> [TASK REQUIREMENTS] Print every entry exactly as it appears, but skip the pictures.

> [DATA EXCERPTS]

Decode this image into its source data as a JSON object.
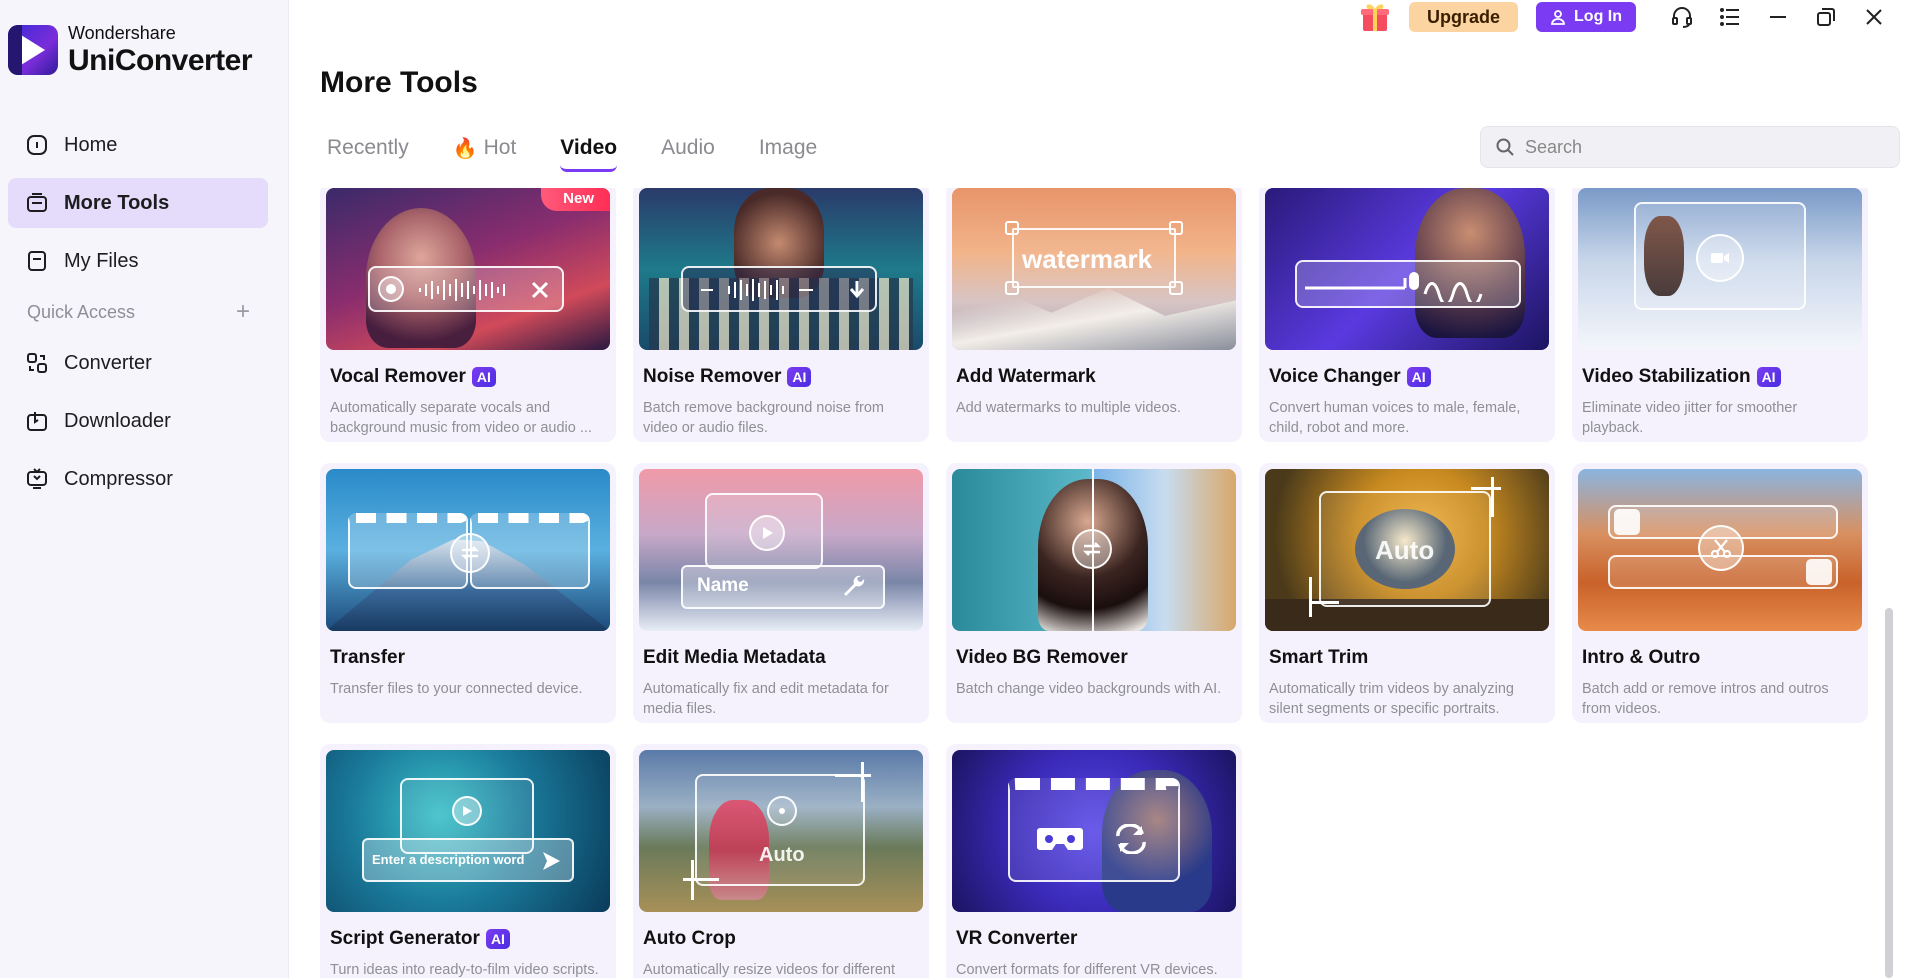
{
  "app": {
    "brand_top": "Wondershare",
    "brand_main": "UniConverter"
  },
  "topbar": {
    "upgrade_label": "Upgrade",
    "login_label": "Log In",
    "colors": {
      "upgrade_bg": "#fcd4a2",
      "login_bg": "#7a3bf2"
    }
  },
  "sidebar": {
    "items": [
      {
        "label": "Home",
        "icon": "home-icon"
      },
      {
        "label": "More Tools",
        "icon": "more-tools-icon",
        "active": true
      },
      {
        "label": "My Files",
        "icon": "my-files-icon"
      }
    ],
    "quick_access_label": "Quick Access",
    "quick_items": [
      {
        "label": "Converter",
        "icon": "converter-icon"
      },
      {
        "label": "Downloader",
        "icon": "downloader-icon"
      },
      {
        "label": "Compressor",
        "icon": "compressor-icon"
      }
    ]
  },
  "main": {
    "title": "More Tools",
    "tabs": [
      {
        "label": "Recently"
      },
      {
        "label": "Hot",
        "icon": "fire-icon"
      },
      {
        "label": "Video",
        "active": true
      },
      {
        "label": "Audio"
      },
      {
        "label": "Image"
      }
    ],
    "search": {
      "placeholder": "Search",
      "value": ""
    }
  },
  "cards": [
    {
      "title": "Vocal Remover",
      "ai": "AI",
      "badge": "New",
      "desc": "Automatically separate vocals and background music from video or audio ..."
    },
    {
      "title": "Noise Remover",
      "ai": "AI",
      "desc": "Batch remove background noise from video or audio files."
    },
    {
      "title": "Add Watermark",
      "overlay_text": "watermark",
      "desc": "Add watermarks to multiple videos."
    },
    {
      "title": "Voice Changer",
      "ai": "AI",
      "desc": "Convert human voices to male, female, child, robot and more."
    },
    {
      "title": "Video Stabilization",
      "ai": "AI",
      "desc": "Eliminate video jitter for smoother playback."
    },
    {
      "title": "Transfer",
      "desc": "Transfer files to your connected device."
    },
    {
      "title": "Edit Media Metadata",
      "overlay_text": "Name",
      "desc": "Automatically fix and edit metadata for media files."
    },
    {
      "title": "Video BG Remover",
      "desc": "Batch change video backgrounds with AI."
    },
    {
      "title": "Smart Trim",
      "overlay_text": "Auto",
      "desc": "Automatically trim videos by analyzing silent segments or specific portraits."
    },
    {
      "title": "Intro & Outro",
      "desc": "Batch add or remove intros and outros from videos."
    },
    {
      "title": "Script Generator",
      "ai": "AI",
      "overlay_text": "Enter a description word",
      "desc": "Turn ideas into ready-to-film video scripts."
    },
    {
      "title": "Auto Crop",
      "overlay_text": "Auto",
      "desc": "Automatically resize videos for different social platforms."
    },
    {
      "title": "VR Converter",
      "desc": "Convert formats for different VR devices."
    }
  ]
}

> [ANSWER BOX]
Decode this image into its source data as a JSON object.
{
  "app": {
    "brand_top": "Wondershare",
    "brand_main": "UniConverter"
  },
  "topbar": {
    "upgrade_label": "Upgrade",
    "login_label": "Log In",
    "colors": {
      "upgrade_bg": "#fcd4a2",
      "login_bg": "#7a3bf2"
    }
  },
  "sidebar": {
    "items": [
      {
        "label": "Home",
        "icon": "home-icon"
      },
      {
        "label": "More Tools",
        "icon": "more-tools-icon",
        "active": true
      },
      {
        "label": "My Files",
        "icon": "my-files-icon"
      }
    ],
    "quick_access_label": "Quick Access",
    "quick_items": [
      {
        "label": "Converter",
        "icon": "converter-icon"
      },
      {
        "label": "Downloader",
        "icon": "downloader-icon"
      },
      {
        "label": "Compressor",
        "icon": "compressor-icon"
      }
    ]
  },
  "main": {
    "title": "More Tools",
    "tabs": [
      {
        "label": "Recently"
      },
      {
        "label": "Hot",
        "icon": "fire-icon"
      },
      {
        "label": "Video",
        "active": true
      },
      {
        "label": "Audio"
      },
      {
        "label": "Image"
      }
    ],
    "search": {
      "placeholder": "Search",
      "value": ""
    }
  },
  "cards": [
    {
      "title": "Vocal Remover",
      "ai": "AI",
      "badge": "New",
      "desc": "Automatically separate vocals and background music from video or audio ..."
    },
    {
      "title": "Noise Remover",
      "ai": "AI",
      "desc": "Batch remove background noise from video or audio files."
    },
    {
      "title": "Add Watermark",
      "overlay_text": "watermark",
      "desc": "Add watermarks to multiple videos."
    },
    {
      "title": "Voice Changer",
      "ai": "AI",
      "desc": "Convert human voices to male, female, child, robot and more."
    },
    {
      "title": "Video Stabilization",
      "ai": "AI",
      "desc": "Eliminate video jitter for smoother playback."
    },
    {
      "title": "Transfer",
      "desc": "Transfer files to your connected device."
    },
    {
      "title": "Edit Media Metadata",
      "overlay_text": "Name",
      "desc": "Automatically fix and edit metadata for media files."
    },
    {
      "title": "Video BG Remover",
      "desc": "Batch change video backgrounds with AI."
    },
    {
      "title": "Smart Trim",
      "overlay_text": "Auto",
      "desc": "Automatically trim videos by analyzing silent segments or specific portraits."
    },
    {
      "title": "Intro & Outro",
      "desc": "Batch add or remove intros and outros from videos."
    },
    {
      "title": "Script Generator",
      "ai": "AI",
      "overlay_text": "Enter a description word",
      "desc": "Turn ideas into ready-to-film video scripts."
    },
    {
      "title": "Auto Crop",
      "overlay_text": "Auto",
      "desc": "Automatically resize videos for different social platforms."
    },
    {
      "title": "VR Converter",
      "desc": "Convert formats for different VR devices."
    }
  ]
}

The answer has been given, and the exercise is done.